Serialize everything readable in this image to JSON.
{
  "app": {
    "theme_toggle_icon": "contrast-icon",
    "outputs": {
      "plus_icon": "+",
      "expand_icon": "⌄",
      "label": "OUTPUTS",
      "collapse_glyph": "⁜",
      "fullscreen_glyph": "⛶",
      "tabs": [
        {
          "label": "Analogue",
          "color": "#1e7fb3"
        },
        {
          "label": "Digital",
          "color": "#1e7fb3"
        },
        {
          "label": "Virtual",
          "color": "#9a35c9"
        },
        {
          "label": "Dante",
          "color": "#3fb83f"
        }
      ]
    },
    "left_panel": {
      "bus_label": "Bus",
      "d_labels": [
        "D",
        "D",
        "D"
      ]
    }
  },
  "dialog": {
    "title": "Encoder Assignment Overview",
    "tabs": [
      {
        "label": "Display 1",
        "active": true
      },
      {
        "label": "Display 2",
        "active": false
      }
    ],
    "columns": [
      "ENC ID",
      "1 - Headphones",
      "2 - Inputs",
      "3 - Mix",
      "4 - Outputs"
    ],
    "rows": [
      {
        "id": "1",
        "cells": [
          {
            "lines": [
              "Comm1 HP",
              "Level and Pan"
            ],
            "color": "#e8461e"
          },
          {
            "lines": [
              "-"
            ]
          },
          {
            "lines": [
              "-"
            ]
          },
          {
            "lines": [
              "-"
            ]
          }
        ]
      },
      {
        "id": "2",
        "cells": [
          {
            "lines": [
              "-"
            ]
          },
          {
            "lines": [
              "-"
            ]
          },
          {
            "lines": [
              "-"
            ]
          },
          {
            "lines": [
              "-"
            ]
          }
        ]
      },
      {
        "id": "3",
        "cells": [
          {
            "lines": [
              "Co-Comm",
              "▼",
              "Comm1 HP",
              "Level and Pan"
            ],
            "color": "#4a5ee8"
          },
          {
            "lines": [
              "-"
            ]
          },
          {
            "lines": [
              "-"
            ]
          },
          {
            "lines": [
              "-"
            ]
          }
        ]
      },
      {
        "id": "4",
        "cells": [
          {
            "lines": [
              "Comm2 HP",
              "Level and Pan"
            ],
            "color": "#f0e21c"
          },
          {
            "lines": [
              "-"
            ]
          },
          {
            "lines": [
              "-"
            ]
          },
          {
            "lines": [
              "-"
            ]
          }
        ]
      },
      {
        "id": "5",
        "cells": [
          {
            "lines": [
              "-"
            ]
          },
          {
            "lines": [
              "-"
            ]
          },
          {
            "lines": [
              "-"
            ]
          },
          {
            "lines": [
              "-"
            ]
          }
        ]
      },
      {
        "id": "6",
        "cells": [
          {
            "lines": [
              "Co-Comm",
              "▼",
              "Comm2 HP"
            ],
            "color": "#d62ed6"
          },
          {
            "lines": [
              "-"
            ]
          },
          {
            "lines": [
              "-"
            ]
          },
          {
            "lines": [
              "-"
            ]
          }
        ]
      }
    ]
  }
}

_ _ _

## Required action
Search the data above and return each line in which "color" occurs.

## Solution
          "color": "#1e7fb3"
          "color": "#1e7fb3"
          "color": "#9a35c9"
          "color": "#3fb83f"
            "color": "#e8461e"
            "color": "#4a5ee8"
            "color": "#f0e21c"
            "color": "#d62ed6"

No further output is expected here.